She was hired by her alma mater in 1985 in the College of Architecture to direct the preservation studies program. During her tenure at UH, much of her efforts were devoted to documenting, preserving, and interpreting the African-American cultural heritage of Texas, including the slave-built structures on the Legg-Ervin Plantation near Nacogdoches, and the relocation of African-American-constructed buildings from Liberty County, Texas, to the plantation and ranch museum at Baylor University. During the 1988–89 school year, Becnel oversaw the reconstruction of the Reis log cabin on the campus of Kolter Elementary School in Houston. Becnel’s research effort focused on tracing the “continuities between West African ornamental design and building typologies and those of Texas and the southern United States.”
Becnel was an activist both on and off the campus of UH. While still a student, she was one of the founding members of the University Black Alumni Association. She also helped to organize Shape Community Center. When Becnel became a professor, she continued in the same activist role. She was a member and former chair of the University Undergraduate Admission Review Committee, a member of the University Undergraduate Council, and president of the Black Leadership Network. In the larger Houston community, she served on the Houston Archeological and Historical Commission. Becnel also served on the boards of the Greater Houston Preservation Alliance, the Acres Home Community Development Corporation, Diverse Works Artspace, and the Rice Design Alliance. She was instrumental in the organization of the Freedmen’s Town, Fourth Ward Neighborhood Association in an effort to preserve this historic community from disappearance via urban renewal.

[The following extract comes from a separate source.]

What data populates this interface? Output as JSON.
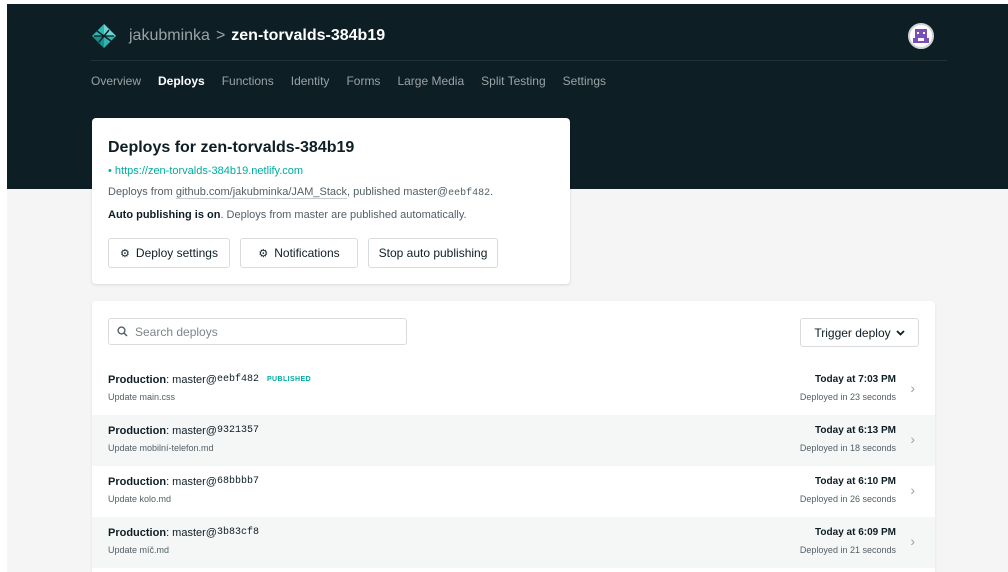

Veronica Nia Dorian Becnel suffered a stroke and died in Houston at St. Joseph’s Hospital on November 10, 1990. She was buried alongside her grandparents in the Dorian family plot at Paradise North Cemetery in the Acres Homes community of Houston.